-------- Supplied records

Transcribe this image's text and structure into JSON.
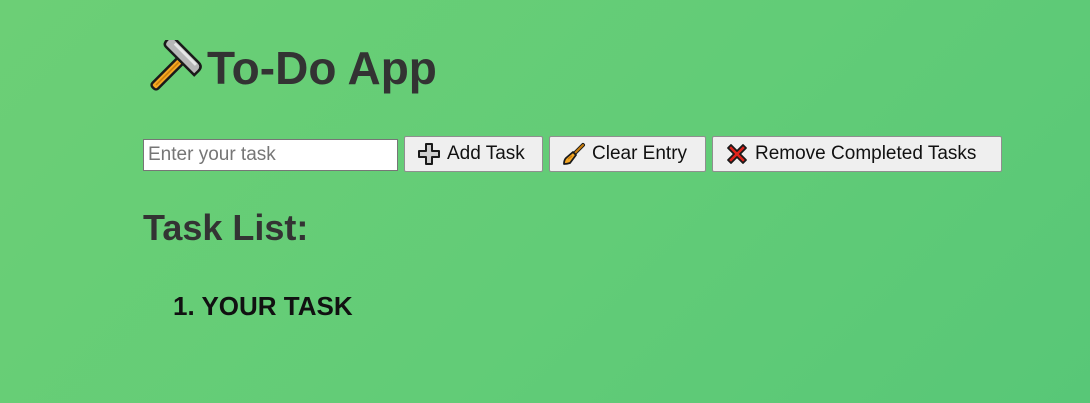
{
  "header": {
    "title": "To-Do App",
    "icon": "hammer-icon"
  },
  "toolbar": {
    "input": {
      "placeholder": "Enter your task",
      "value": ""
    },
    "add_label": "Add Task",
    "add_icon": "plus-icon",
    "clear_label": "Clear Entry",
    "clear_icon": "broom-icon",
    "remove_label": "Remove Completed Tasks",
    "remove_icon": "cross-mark-icon"
  },
  "task_section": {
    "heading": "Task List:",
    "items": [
      {
        "number": "1.",
        "text": "Your task"
      }
    ]
  },
  "colors": {
    "background_start": "#6ccf76",
    "background_end": "#58c777",
    "heading_text": "#333333",
    "cross_red": "#e0241b"
  }
}
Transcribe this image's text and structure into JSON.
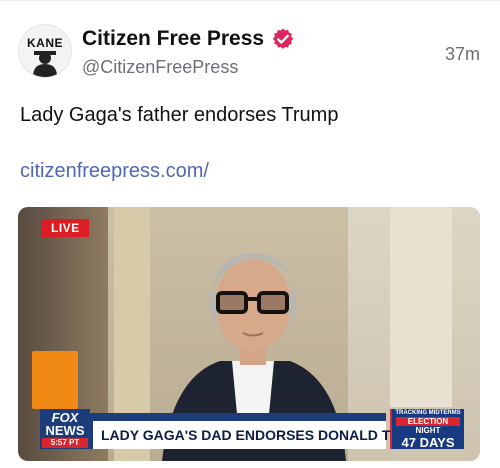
{
  "author": {
    "display_name": "Citizen Free Press",
    "handle": "@CitizenFreePress",
    "avatar_text": "KANE",
    "verified": true,
    "verified_badge_color": "#e0245e"
  },
  "post": {
    "timestamp": "37m",
    "text": "Lady Gaga's father endorses Trump",
    "link_text": "citizenfreepress.com/",
    "link_color": "#4f67b8"
  },
  "media": {
    "live_badge": "LIVE",
    "network_top": "FOX",
    "network_bottom": "NEWS",
    "time": "5:57 PT",
    "headline": "LADY GAGA'S DAD ENDORSES DONALD TRUMP",
    "election": {
      "small_text": "TRACKING MIDTERMS",
      "title": "ELECTION",
      "night": "NIGHT",
      "days": "47 DAYS"
    }
  }
}
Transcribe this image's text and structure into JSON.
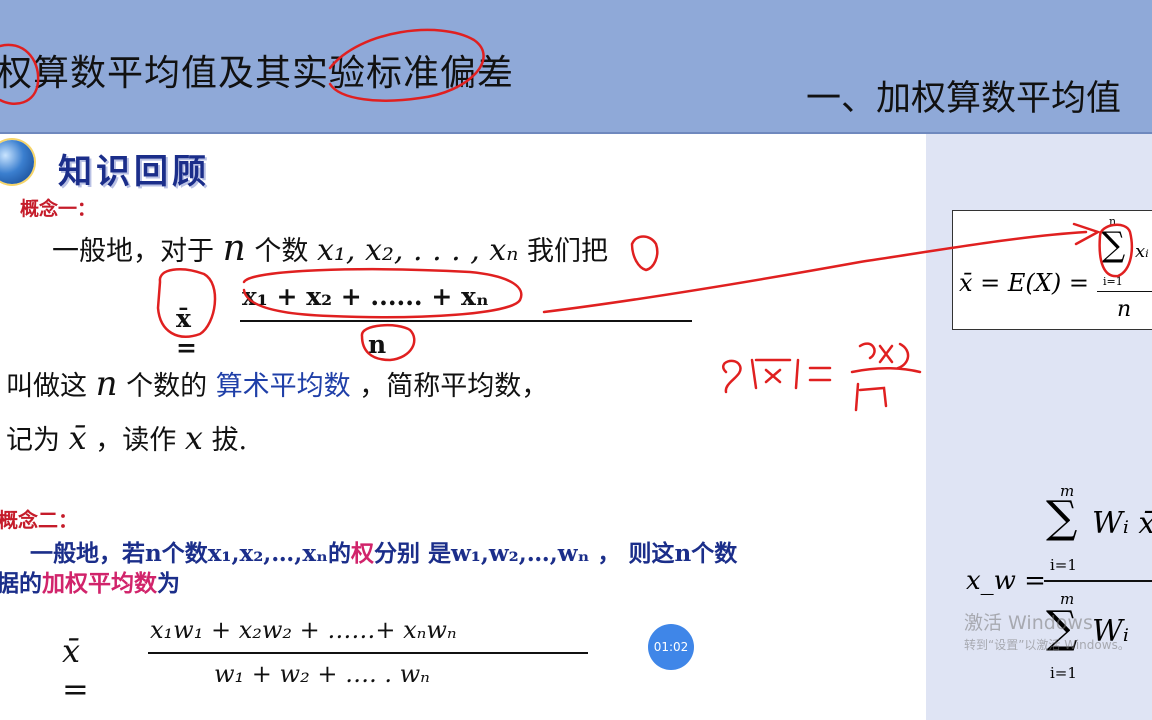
{
  "header": {
    "title": "权算数平均值及其实验标准偏差",
    "subtitle": "一、加权算数平均值"
  },
  "slide": {
    "banner": "知识回顾",
    "concept1_label": "概念一：",
    "concept1_line1_prefix": "一般地，对于",
    "concept1_line1_var": "n",
    "concept1_line1_mid": "个数",
    "concept1_line1_seq": "x₁, x₂, . . . , xₙ",
    "concept1_line1_suffix": "我们把",
    "formula1_lhs": "x̄ =",
    "formula1_numerator": "x₁ + x₂ + ...... + xₙ",
    "formula1_denominator": "n",
    "line2_prefix": "叫做这",
    "line2_var": "n",
    "line2_mid": "个数的",
    "line2_blue": "算术平均数",
    "line2_suffix": "，简称平均数，",
    "line3_prefix": "记为",
    "line3_var": "x̄",
    "line3_mid": "，读作",
    "line3_var2": "x",
    "line3_suffix": "拔.",
    "concept2_label": "概念二：",
    "concept2_line1_a": "一般地，若n个数x₁,x₂,…,xₙ的",
    "concept2_line1_pink": "权",
    "concept2_line1_b": "分别 是w₁,w₂,…,wₙ ，  则这n个数",
    "concept2_line2_a": "据的",
    "concept2_line2_pink": "加权平均数",
    "concept2_line2_b": "为",
    "formula2_lhs": "x̄ =",
    "formula2_numerator": "x₁w₁ + x₂w₂ + ……+ xₙwₙ",
    "formula2_denominator": "w₁ + w₂ + …. . wₙ"
  },
  "sidebar": {
    "box_expr": "x̄ = E(X) =",
    "box_sum_symbol": "∑",
    "box_sum_top": "n",
    "box_sum_bottom": "i=1",
    "box_xi": "xᵢ",
    "box_denominator": "n",
    "xw_lhs": "x_w =",
    "xw_sum_symbol": "∑",
    "xw_top1": "m",
    "xw_bottom1": "i=1",
    "xw_numerator_term": "Wᵢ x̄",
    "xw_top2": "m",
    "xw_bottom2": "i=1",
    "xw_denominator_term": "Wᵢ"
  },
  "overlay": {
    "watermark_line1": "激活 Windows",
    "watermark_line2": "转到“设置”以激活 Windows。",
    "timer": "01:02",
    "handwriting": "s(x̄) = s(x)/√n"
  },
  "colors": {
    "header_bg": "#8fa9d8",
    "side_bg": "#dfe4f4",
    "concept_red": "#c51c2a",
    "def_blue": "#1b2e8a",
    "emphasis_pink": "#d1246b",
    "annotation_red": "#e02020",
    "timer_blue": "#3f86e8"
  }
}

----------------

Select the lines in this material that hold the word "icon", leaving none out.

Output of the task:
    "icon": "hammer-icon"
    "add_icon": "plus-icon",
    "clear_icon": "broom-icon",
    "remove_icon": "cross-mark-icon"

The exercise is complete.